Web page and app entries:
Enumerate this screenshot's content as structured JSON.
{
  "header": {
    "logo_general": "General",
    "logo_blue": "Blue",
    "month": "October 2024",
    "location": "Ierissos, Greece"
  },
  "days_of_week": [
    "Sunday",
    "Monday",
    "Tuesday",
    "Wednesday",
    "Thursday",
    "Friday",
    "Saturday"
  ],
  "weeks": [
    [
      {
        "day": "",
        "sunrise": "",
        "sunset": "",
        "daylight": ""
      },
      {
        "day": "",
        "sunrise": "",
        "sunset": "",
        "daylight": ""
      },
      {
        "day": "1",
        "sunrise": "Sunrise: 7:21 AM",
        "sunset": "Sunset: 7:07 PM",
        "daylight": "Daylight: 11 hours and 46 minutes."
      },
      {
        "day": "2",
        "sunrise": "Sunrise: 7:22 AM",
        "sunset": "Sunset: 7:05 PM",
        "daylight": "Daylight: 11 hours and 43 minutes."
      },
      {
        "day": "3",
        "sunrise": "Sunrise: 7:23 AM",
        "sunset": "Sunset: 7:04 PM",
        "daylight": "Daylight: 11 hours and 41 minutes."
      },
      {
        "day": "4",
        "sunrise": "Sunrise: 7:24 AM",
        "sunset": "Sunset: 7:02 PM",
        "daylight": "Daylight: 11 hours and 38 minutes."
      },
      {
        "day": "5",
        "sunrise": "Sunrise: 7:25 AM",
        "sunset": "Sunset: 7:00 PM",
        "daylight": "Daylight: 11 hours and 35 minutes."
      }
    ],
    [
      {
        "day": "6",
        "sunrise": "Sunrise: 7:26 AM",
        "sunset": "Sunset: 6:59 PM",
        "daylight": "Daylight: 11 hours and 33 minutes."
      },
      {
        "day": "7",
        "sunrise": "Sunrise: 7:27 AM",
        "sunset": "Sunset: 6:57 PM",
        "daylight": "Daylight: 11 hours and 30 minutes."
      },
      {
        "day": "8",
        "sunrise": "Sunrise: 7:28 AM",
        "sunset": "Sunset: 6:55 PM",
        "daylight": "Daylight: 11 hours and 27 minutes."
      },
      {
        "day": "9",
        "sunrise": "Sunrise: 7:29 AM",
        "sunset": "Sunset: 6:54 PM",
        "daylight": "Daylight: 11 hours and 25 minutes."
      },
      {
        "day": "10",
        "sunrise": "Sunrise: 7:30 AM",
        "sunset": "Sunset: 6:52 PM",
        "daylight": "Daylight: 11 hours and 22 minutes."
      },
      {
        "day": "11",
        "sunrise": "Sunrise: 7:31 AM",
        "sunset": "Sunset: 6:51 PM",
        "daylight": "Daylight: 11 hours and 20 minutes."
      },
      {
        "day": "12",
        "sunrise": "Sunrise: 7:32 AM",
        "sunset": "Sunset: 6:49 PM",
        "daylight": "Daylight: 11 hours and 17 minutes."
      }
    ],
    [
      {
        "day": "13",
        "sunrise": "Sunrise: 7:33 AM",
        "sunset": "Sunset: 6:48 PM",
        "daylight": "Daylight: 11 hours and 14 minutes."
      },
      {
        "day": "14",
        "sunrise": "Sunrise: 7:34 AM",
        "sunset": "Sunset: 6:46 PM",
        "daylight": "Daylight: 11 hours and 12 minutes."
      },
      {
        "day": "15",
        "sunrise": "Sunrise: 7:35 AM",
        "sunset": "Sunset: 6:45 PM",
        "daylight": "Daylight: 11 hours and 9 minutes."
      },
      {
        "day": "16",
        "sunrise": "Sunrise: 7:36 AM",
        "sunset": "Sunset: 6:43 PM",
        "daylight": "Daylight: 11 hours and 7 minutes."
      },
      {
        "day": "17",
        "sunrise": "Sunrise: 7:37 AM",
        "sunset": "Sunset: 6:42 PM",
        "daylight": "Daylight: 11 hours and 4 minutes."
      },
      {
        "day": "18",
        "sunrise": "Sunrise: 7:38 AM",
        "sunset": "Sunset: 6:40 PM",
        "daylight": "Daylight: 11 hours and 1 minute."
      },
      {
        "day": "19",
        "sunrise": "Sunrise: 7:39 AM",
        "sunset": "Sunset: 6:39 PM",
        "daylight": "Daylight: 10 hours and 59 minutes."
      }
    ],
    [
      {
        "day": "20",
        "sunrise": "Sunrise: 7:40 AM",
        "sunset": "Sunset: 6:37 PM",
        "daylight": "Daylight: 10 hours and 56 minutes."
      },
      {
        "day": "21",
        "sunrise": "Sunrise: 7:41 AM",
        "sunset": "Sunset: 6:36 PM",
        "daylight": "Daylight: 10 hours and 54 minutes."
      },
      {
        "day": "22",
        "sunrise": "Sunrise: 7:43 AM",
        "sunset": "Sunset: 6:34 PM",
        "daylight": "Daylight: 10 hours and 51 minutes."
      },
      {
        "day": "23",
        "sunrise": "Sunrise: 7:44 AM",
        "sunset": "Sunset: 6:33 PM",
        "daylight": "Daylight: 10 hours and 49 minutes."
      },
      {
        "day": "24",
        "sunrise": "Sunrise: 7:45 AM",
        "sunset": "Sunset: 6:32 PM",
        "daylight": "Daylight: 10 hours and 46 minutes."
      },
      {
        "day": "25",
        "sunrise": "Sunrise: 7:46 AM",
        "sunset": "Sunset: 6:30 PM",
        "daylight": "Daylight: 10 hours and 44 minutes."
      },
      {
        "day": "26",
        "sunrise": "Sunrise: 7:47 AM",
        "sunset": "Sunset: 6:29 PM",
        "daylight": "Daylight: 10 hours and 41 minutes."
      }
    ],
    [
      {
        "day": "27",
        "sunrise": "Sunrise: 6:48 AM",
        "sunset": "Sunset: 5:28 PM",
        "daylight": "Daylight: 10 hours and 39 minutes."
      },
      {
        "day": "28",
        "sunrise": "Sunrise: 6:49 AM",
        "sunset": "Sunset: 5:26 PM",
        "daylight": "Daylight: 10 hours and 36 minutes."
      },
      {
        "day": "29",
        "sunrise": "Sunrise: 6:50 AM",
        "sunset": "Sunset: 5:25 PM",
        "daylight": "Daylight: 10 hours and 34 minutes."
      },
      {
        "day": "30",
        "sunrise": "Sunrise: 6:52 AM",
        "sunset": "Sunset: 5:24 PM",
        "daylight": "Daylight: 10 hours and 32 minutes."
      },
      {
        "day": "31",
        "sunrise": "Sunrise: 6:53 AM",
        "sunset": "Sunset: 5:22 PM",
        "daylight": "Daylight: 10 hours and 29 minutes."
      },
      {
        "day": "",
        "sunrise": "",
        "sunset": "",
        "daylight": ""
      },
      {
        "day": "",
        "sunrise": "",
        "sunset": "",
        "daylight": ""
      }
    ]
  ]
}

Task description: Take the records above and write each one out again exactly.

Answer area:
Enumerate this screenshot's content as structured JSON.
{
  "header": {
    "logo_general": "General",
    "logo_blue": "Blue",
    "month": "October 2024",
    "location": "Ierissos, Greece"
  },
  "days_of_week": [
    "Sunday",
    "Monday",
    "Tuesday",
    "Wednesday",
    "Thursday",
    "Friday",
    "Saturday"
  ],
  "weeks": [
    [
      {
        "day": "",
        "sunrise": "",
        "sunset": "",
        "daylight": ""
      },
      {
        "day": "",
        "sunrise": "",
        "sunset": "",
        "daylight": ""
      },
      {
        "day": "1",
        "sunrise": "Sunrise: 7:21 AM",
        "sunset": "Sunset: 7:07 PM",
        "daylight": "Daylight: 11 hours and 46 minutes."
      },
      {
        "day": "2",
        "sunrise": "Sunrise: 7:22 AM",
        "sunset": "Sunset: 7:05 PM",
        "daylight": "Daylight: 11 hours and 43 minutes."
      },
      {
        "day": "3",
        "sunrise": "Sunrise: 7:23 AM",
        "sunset": "Sunset: 7:04 PM",
        "daylight": "Daylight: 11 hours and 41 minutes."
      },
      {
        "day": "4",
        "sunrise": "Sunrise: 7:24 AM",
        "sunset": "Sunset: 7:02 PM",
        "daylight": "Daylight: 11 hours and 38 minutes."
      },
      {
        "day": "5",
        "sunrise": "Sunrise: 7:25 AM",
        "sunset": "Sunset: 7:00 PM",
        "daylight": "Daylight: 11 hours and 35 minutes."
      }
    ],
    [
      {
        "day": "6",
        "sunrise": "Sunrise: 7:26 AM",
        "sunset": "Sunset: 6:59 PM",
        "daylight": "Daylight: 11 hours and 33 minutes."
      },
      {
        "day": "7",
        "sunrise": "Sunrise: 7:27 AM",
        "sunset": "Sunset: 6:57 PM",
        "daylight": "Daylight: 11 hours and 30 minutes."
      },
      {
        "day": "8",
        "sunrise": "Sunrise: 7:28 AM",
        "sunset": "Sunset: 6:55 PM",
        "daylight": "Daylight: 11 hours and 27 minutes."
      },
      {
        "day": "9",
        "sunrise": "Sunrise: 7:29 AM",
        "sunset": "Sunset: 6:54 PM",
        "daylight": "Daylight: 11 hours and 25 minutes."
      },
      {
        "day": "10",
        "sunrise": "Sunrise: 7:30 AM",
        "sunset": "Sunset: 6:52 PM",
        "daylight": "Daylight: 11 hours and 22 minutes."
      },
      {
        "day": "11",
        "sunrise": "Sunrise: 7:31 AM",
        "sunset": "Sunset: 6:51 PM",
        "daylight": "Daylight: 11 hours and 20 minutes."
      },
      {
        "day": "12",
        "sunrise": "Sunrise: 7:32 AM",
        "sunset": "Sunset: 6:49 PM",
        "daylight": "Daylight: 11 hours and 17 minutes."
      }
    ],
    [
      {
        "day": "13",
        "sunrise": "Sunrise: 7:33 AM",
        "sunset": "Sunset: 6:48 PM",
        "daylight": "Daylight: 11 hours and 14 minutes."
      },
      {
        "day": "14",
        "sunrise": "Sunrise: 7:34 AM",
        "sunset": "Sunset: 6:46 PM",
        "daylight": "Daylight: 11 hours and 12 minutes."
      },
      {
        "day": "15",
        "sunrise": "Sunrise: 7:35 AM",
        "sunset": "Sunset: 6:45 PM",
        "daylight": "Daylight: 11 hours and 9 minutes."
      },
      {
        "day": "16",
        "sunrise": "Sunrise: 7:36 AM",
        "sunset": "Sunset: 6:43 PM",
        "daylight": "Daylight: 11 hours and 7 minutes."
      },
      {
        "day": "17",
        "sunrise": "Sunrise: 7:37 AM",
        "sunset": "Sunset: 6:42 PM",
        "daylight": "Daylight: 11 hours and 4 minutes."
      },
      {
        "day": "18",
        "sunrise": "Sunrise: 7:38 AM",
        "sunset": "Sunset: 6:40 PM",
        "daylight": "Daylight: 11 hours and 1 minute."
      },
      {
        "day": "19",
        "sunrise": "Sunrise: 7:39 AM",
        "sunset": "Sunset: 6:39 PM",
        "daylight": "Daylight: 10 hours and 59 minutes."
      }
    ],
    [
      {
        "day": "20",
        "sunrise": "Sunrise: 7:40 AM",
        "sunset": "Sunset: 6:37 PM",
        "daylight": "Daylight: 10 hours and 56 minutes."
      },
      {
        "day": "21",
        "sunrise": "Sunrise: 7:41 AM",
        "sunset": "Sunset: 6:36 PM",
        "daylight": "Daylight: 10 hours and 54 minutes."
      },
      {
        "day": "22",
        "sunrise": "Sunrise: 7:43 AM",
        "sunset": "Sunset: 6:34 PM",
        "daylight": "Daylight: 10 hours and 51 minutes."
      },
      {
        "day": "23",
        "sunrise": "Sunrise: 7:44 AM",
        "sunset": "Sunset: 6:33 PM",
        "daylight": "Daylight: 10 hours and 49 minutes."
      },
      {
        "day": "24",
        "sunrise": "Sunrise: 7:45 AM",
        "sunset": "Sunset: 6:32 PM",
        "daylight": "Daylight: 10 hours and 46 minutes."
      },
      {
        "day": "25",
        "sunrise": "Sunrise: 7:46 AM",
        "sunset": "Sunset: 6:30 PM",
        "daylight": "Daylight: 10 hours and 44 minutes."
      },
      {
        "day": "26",
        "sunrise": "Sunrise: 7:47 AM",
        "sunset": "Sunset: 6:29 PM",
        "daylight": "Daylight: 10 hours and 41 minutes."
      }
    ],
    [
      {
        "day": "27",
        "sunrise": "Sunrise: 6:48 AM",
        "sunset": "Sunset: 5:28 PM",
        "daylight": "Daylight: 10 hours and 39 minutes."
      },
      {
        "day": "28",
        "sunrise": "Sunrise: 6:49 AM",
        "sunset": "Sunset: 5:26 PM",
        "daylight": "Daylight: 10 hours and 36 minutes."
      },
      {
        "day": "29",
        "sunrise": "Sunrise: 6:50 AM",
        "sunset": "Sunset: 5:25 PM",
        "daylight": "Daylight: 10 hours and 34 minutes."
      },
      {
        "day": "30",
        "sunrise": "Sunrise: 6:52 AM",
        "sunset": "Sunset: 5:24 PM",
        "daylight": "Daylight: 10 hours and 32 minutes."
      },
      {
        "day": "31",
        "sunrise": "Sunrise: 6:53 AM",
        "sunset": "Sunset: 5:22 PM",
        "daylight": "Daylight: 10 hours and 29 minutes."
      },
      {
        "day": "",
        "sunrise": "",
        "sunset": "",
        "daylight": ""
      },
      {
        "day": "",
        "sunrise": "",
        "sunset": "",
        "daylight": ""
      }
    ]
  ]
}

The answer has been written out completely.